Finally, I want to mention one more item of note: the difference in many tune names between our two hymnals.  I'm not talking different tunes, but the same tune, just under different names.  Many tunes, not all, known by their German titles appeared under alternate names (usually in English or in Latin, or maybe the name of a German or Austrian city) in the maroon hymnal.  Remember, that particular hymnal was conceived in 1940 and published in 1943, during World War II.  So, for Praise to the Lord, the Almighty, you'll see the tune listed as Lobe den Herren in the Worship hymnal (#547), and simply Praise to the Lord in the maroon hymnal (#279).  Ye Watchers and Ye Holy Ones is given the tune name Lasst uns Erfreuen (German) in Worship (#707), while the maroon hymnal (#599) uses the name Vigiles et Sancti (Latin) for that same tune.

Have I satisfied some curiosities yet? ;)

Quod scripsi, scripsi!

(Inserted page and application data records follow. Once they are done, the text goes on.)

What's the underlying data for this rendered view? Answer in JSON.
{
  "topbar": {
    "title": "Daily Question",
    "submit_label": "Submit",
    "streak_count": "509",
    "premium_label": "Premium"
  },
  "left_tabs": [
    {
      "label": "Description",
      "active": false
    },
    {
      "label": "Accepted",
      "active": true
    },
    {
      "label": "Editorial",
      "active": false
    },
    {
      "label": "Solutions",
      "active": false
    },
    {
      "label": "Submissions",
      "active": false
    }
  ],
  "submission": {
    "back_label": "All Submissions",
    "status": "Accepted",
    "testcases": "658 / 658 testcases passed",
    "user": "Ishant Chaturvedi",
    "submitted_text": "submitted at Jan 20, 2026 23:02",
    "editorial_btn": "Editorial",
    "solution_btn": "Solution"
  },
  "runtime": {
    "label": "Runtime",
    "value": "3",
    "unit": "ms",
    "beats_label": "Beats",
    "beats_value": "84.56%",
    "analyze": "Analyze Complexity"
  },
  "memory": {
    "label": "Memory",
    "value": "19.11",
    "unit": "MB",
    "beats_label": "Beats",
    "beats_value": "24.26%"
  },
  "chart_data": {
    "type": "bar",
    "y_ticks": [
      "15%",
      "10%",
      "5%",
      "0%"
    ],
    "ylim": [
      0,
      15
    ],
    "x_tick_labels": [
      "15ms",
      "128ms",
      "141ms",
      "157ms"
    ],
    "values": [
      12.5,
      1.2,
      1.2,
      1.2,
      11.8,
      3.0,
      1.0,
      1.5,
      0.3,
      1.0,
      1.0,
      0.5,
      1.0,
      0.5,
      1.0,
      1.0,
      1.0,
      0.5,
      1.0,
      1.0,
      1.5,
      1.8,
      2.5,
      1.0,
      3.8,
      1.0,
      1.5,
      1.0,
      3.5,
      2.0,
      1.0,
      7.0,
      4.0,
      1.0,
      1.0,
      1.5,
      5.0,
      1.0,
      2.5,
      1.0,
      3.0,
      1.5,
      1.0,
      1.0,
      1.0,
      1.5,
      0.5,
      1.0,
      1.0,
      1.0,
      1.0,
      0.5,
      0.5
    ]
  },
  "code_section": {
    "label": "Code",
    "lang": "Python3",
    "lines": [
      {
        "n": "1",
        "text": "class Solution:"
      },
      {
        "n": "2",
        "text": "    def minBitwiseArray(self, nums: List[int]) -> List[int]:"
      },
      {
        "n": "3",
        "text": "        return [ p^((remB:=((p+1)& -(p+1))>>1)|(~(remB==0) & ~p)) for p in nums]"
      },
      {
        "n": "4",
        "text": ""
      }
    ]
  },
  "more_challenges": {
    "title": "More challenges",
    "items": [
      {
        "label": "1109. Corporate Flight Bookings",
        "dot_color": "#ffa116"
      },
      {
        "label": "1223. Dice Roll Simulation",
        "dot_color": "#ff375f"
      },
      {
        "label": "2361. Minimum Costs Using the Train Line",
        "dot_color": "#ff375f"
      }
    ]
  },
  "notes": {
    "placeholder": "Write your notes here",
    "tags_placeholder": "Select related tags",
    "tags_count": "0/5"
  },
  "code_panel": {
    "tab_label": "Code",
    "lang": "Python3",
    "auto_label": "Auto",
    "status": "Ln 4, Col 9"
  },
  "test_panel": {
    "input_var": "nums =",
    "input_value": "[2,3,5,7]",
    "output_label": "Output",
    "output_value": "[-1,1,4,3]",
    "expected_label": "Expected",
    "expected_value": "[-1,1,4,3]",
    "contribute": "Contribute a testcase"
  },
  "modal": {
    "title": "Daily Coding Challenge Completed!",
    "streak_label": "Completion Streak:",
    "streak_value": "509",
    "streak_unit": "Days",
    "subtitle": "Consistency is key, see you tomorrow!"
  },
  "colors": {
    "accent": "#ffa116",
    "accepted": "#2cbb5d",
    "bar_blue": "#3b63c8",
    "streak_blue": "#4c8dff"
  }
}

PS: "Quod scripsi, scripsi!" is the Latin for "What I have written, I have written".  In St. John's rendition of Our Lord's Passion and Death, Pilate wrote on the Cross of Christ, "Jesus of Nazareth, King of the Jews" (INRI - "Iesus Nazorenus, Rex Iudeorum", not "In Rhode Island").  Anyways, the chief priests and scribes told Pilate to write instead, "He said 'I am the King of the Jews'".  Pilate's response, "Quod scripsi, scripsi!"  ("What I have written, I have written!")